The Independent’s Economics Editor Elucidates Article 50 for LSST
Ben Chu is The Independent’s worldwide respected Economics Editor. Holding a high global ranking for his first rate reporting and research abilities, few can match his editorial style and passion. He has reported from China, Taiwan, Germany, France and Switzerland and also Ireland. Ben is the author of the widely acclaimed book: Chinese Whispers – why everything you’ve heard about China is wrong.
Photo source: Ben Cru’s own
Ben Cru writes for LSST News:
The immediate financial implications of Theresa May’s Article 50 letter are unlikely to be very dramatic.
The date of the delivery of the Prime Minister’s missive to European Council President Donald Tusk was revealed by ministers on 20 March – offering the dopiest of traders time to “price in” the event. The reality is that markets had already done that anyway after parliamentary resistance to Article 50’s launch finally crumbled.
The key economic significance of this moment is actually political. The two-year cut-off point for these talks means that the hourglass has been upturned.

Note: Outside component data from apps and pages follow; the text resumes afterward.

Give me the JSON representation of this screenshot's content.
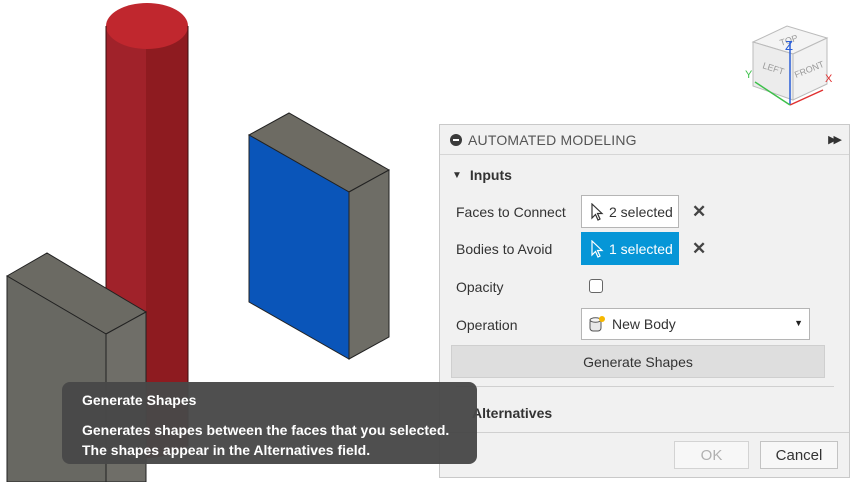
{
  "dialog": {
    "title": "AUTOMATED MODELING",
    "inputs_section": "Inputs",
    "faces_to_connect": {
      "label": "Faces to Connect",
      "value": "2 selected"
    },
    "bodies_to_avoid": {
      "label": "Bodies to Avoid",
      "value": "1 selected"
    },
    "opacity": {
      "label": "Opacity",
      "checked": false
    },
    "operation": {
      "label": "Operation",
      "value": "New Body"
    },
    "generate_button": "Generate Shapes",
    "alternatives_section": "Alternatives",
    "ok_label": "OK",
    "cancel_label": "Cancel"
  },
  "tooltip": {
    "title": "Generate Shapes",
    "body": "Generates shapes between the faces that you selected. The shapes appear in the Alternatives field."
  },
  "viewcube": {
    "top": "TOP",
    "left": "LEFT",
    "front": "FRONT",
    "axis_x": "X",
    "axis_y": "Y",
    "axis_z": "Z"
  },
  "colors": {
    "cylinder": "#b3222a",
    "selected_face": "#0a55b9",
    "box_gray": "#6e6e68",
    "selection_blue": "#0696d7"
  }
}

And whatever Brexiteers say, the UK has far more to lose economically than the EU if the clock runs down and there is no “comprehensive” trade deal by March 2019.
It’s true that the terms of Article 50 allow for an extension for talks if both sides agree to allow it. It’s even possible that Article 50 is legally revocable by the UK. But law and politics are separate things.

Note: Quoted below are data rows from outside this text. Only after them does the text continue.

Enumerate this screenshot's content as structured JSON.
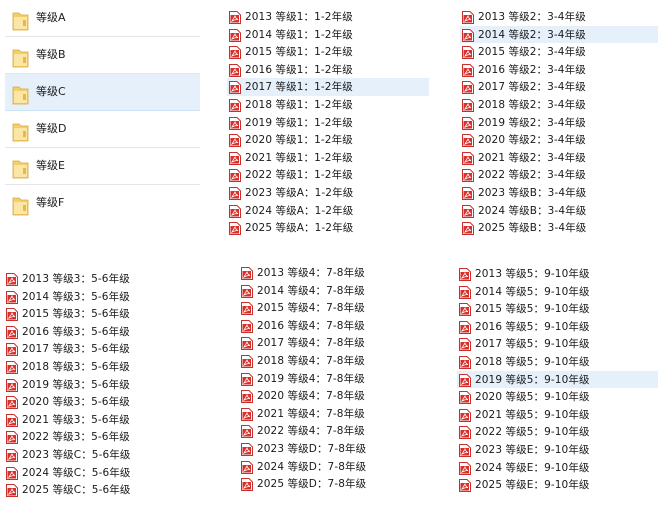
{
  "folders": [
    {
      "label": "等级A"
    },
    {
      "label": "等级B"
    },
    {
      "label": "等级C",
      "selected": true
    },
    {
      "label": "等级D"
    },
    {
      "label": "等级E"
    },
    {
      "label": "等级F"
    }
  ],
  "file_lists": [
    {
      "files": [
        "2013 等级1：1-2年级",
        "2014 等级1：1-2年级",
        "2015 等级1：1-2年级",
        "2016 等级1：1-2年级",
        "2017 等级1：1-2年级",
        "2018 等级1：1-2年级",
        "2019 等级1：1-2年级",
        "2020 等级1：1-2年级",
        "2021 等级1：1-2年级",
        "2022 等级1：1-2年级",
        "2023 等级A：1-2年级",
        "2024 等级A：1-2年级",
        "2025 等级A：1-2年级"
      ],
      "selected_index": 4
    },
    {
      "files": [
        "2013 等级2：3-4年级",
        "2014 等级2：3-4年级",
        "2015 等级2：3-4年级",
        "2016 等级2：3-4年级",
        "2017 等级2：3-4年级",
        "2018 等级2：3-4年级",
        "2019 等级2：3-4年级",
        "2020 等级2：3-4年级",
        "2021 等级2：3-4年级",
        "2022 等级2：3-4年级",
        "2023 等级B：3-4年级",
        "2024 等级B：3-4年级",
        "2025 等级B：3-4年级"
      ],
      "selected_index": 1
    },
    {
      "files": [
        "2013 等级3：5-6年级",
        "2014 等级3：5-6年级",
        "2015 等级3：5-6年级",
        "2016 等级3：5-6年级",
        "2017 等级3：5-6年级",
        "2018 等级3：5-6年级",
        "2019 等级3：5-6年级",
        "2020 等级3：5-6年级",
        "2021 等级3：5-6年级",
        "2022 等级3：5-6年级",
        "2023 等级C：5-6年级",
        "2024 等级C：5-6年级",
        "2025 等级C：5-6年级"
      ],
      "selected_index": -1
    },
    {
      "files": [
        "2013 等级4：7-8年级",
        "2014 等级4：7-8年级",
        "2015 等级4：7-8年级",
        "2016 等级4：7-8年级",
        "2017 等级4：7-8年级",
        "2018 等级4：7-8年级",
        "2019 等级4：7-8年级",
        "2020 等级4：7-8年级",
        "2021 等级4：7-8年级",
        "2022 等级4：7-8年级",
        "2023 等级D：7-8年级",
        "2024 等级D：7-8年级",
        "2025 等级D：7-8年级"
      ],
      "selected_index": -1
    },
    {
      "files": [
        "2013 等级5：9-10年级",
        "2014 等级5：9-10年级",
        "2015 等级5：9-10年级",
        "2016 等级5：9-10年级",
        "2017 等级5：9-10年级",
        "2018 等级5：9-10年级",
        "2019 等级5：9-10年级",
        "2020 等级5：9-10年级",
        "2021 等级5：9-10年级",
        "2022 等级5：9-10年级",
        "2023 等级E：9-10年级",
        "2024 等级E：9-10年级",
        "2025 等级E：9-10年级"
      ],
      "selected_index": 6
    }
  ],
  "icons": {
    "folder": "folder-icon",
    "file": "pdf-icon"
  },
  "colors": {
    "selection": "#e5f0fb",
    "pdf_red": "#d9302c",
    "folder_yellow": "#f3cf6b"
  }
}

There could be a transitional deal, enabling the existing trade status quo to continue after 2019 while the details of the new arrangement continue to be hammered out.
Some noisy and influential Brexiteers are even already agitating for a “no deal” departure, where Britain would simply choose to trade on the most basic of World Trade Organisation terms with the rest of the 27 members of the EU.

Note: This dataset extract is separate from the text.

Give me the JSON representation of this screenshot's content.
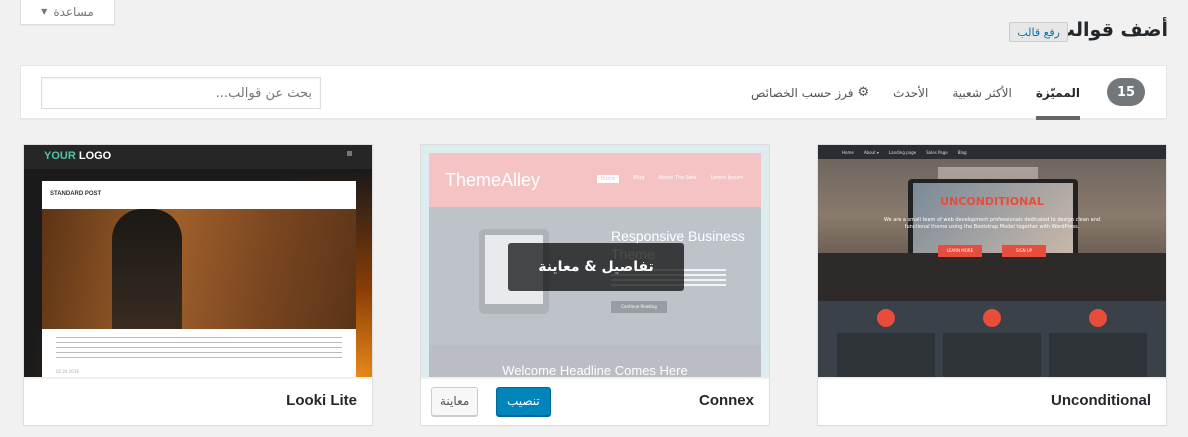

There would be instant and intrusive customs checks at the border, creating long backlogs of lorries and disruption to UK industrial supply chains.
If a sense crystallises that this is going to be the destination in the coming months, financial markets could get volatile.
That’s why some financial analysts think sterling could have considerably further to fall against the dollar.
Another 15 per cent decline in the currency would push up the rate of inflation still further, putting another constraint on consumer spending.
Additional business investment would probably be frozen too if we seem to be heading in the direction of a “cliff-edge” Brexit.
This would drag down the overall growth rate, possibly towards zero.
Brexiteers, emboldened by the robustness of the economy since last June’s vote when many economists warned of a recession, will dismiss this as more crying of wolf. But they should remember that in that fable the issue was one of timing, rather than substance. The predator really did arrive in the end.
Ben offers LSST an abridged version of his article that originally appeared in The Independent.
Read more at: http://www.independent.co.uk/author/ben-chu
Follow Ben on Twitter: @Benchu_
Note from the Deputy CEO:
I personally send Ben my heart-felt gratitude for taking out his time for connecting with LSST and acknowledging our proud partnerships with London Metropolitan University and University of West London.
Ben’s editorial stance indicates that numbers have meaning only in context – and that context is almost always impossible without comparisons to other numbers. His work is valuable and useful as it is based on valid-information rather than pondered-disinformation.
Brexit will take at least two years to process. It is worth noting that no country has ever left the EU before and that the consequences of Brexit and its aftermath are yet to be discovered. Yet, the media voice, en masse, will play a large part on the psychological mood-sets of key stakeholders.
I request students and staff to utilise Ben’s first-class work to assist with research, debate and professional growth.
Mohammed Zaidi, Deputy CEO, LSST
Please email the author of this article firstname.lastname@example.org for any questions or comments.